▶ [PROBLEM DESCRIPTION]:
Your task is to copy every line of the entries that contains "Satori".

━━━━━━━━━━━━━━━━━━━━

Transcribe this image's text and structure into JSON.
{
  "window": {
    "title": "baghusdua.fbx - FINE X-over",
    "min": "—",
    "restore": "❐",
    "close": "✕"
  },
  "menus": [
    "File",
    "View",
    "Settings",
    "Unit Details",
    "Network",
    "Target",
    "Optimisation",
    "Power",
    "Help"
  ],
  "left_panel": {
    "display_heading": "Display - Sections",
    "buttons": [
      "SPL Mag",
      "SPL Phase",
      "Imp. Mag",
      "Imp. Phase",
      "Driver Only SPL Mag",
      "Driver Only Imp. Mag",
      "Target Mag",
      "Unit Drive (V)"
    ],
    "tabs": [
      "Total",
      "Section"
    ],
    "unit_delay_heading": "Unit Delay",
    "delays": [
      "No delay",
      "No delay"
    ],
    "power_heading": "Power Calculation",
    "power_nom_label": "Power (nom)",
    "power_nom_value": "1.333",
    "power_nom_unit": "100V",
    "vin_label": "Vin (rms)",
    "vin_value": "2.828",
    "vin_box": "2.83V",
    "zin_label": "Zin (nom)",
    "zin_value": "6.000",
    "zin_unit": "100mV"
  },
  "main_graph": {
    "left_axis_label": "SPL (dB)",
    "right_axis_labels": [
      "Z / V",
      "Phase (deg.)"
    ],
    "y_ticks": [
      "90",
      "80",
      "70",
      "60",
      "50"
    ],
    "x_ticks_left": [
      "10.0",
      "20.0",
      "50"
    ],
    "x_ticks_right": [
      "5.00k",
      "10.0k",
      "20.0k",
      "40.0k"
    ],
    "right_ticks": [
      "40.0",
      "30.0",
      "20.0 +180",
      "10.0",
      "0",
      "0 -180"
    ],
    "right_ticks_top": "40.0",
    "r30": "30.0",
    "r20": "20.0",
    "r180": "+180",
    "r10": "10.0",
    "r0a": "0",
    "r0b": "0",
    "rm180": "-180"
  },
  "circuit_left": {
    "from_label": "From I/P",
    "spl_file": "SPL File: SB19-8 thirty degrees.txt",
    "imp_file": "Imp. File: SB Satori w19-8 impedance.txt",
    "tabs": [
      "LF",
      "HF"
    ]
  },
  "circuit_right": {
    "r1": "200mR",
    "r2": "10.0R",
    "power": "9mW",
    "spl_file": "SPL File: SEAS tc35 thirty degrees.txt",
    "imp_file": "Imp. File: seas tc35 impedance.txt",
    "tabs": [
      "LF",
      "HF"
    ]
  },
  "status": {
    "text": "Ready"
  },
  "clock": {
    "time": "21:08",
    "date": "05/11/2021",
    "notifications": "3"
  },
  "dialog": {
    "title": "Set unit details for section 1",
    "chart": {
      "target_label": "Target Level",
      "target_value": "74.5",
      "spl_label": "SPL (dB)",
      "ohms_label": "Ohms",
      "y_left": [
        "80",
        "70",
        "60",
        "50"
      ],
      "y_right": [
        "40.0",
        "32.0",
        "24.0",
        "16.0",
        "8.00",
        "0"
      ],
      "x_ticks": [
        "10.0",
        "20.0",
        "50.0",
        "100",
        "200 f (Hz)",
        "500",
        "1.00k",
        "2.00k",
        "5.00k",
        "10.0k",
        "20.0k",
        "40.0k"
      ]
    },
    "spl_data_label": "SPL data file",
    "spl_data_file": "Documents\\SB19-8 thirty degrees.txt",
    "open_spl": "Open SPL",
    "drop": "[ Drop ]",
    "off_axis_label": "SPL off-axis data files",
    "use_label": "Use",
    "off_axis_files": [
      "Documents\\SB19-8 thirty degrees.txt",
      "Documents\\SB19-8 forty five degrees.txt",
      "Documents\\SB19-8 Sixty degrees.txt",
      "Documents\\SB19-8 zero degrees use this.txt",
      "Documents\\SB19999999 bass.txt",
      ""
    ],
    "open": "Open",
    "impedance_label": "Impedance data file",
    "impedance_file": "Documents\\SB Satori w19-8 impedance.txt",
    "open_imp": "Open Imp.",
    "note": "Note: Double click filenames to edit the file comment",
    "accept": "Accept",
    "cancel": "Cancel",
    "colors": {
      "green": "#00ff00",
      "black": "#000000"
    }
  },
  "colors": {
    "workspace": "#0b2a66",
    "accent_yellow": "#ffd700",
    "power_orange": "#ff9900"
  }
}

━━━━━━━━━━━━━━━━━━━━

▶ [TASK RESPONSE]:
    "imp_file": "Imp. File: SB Satori w19-8 impedance.txt",
    "impedance_file": "Documents\\SB Satori w19-8 impedance.txt",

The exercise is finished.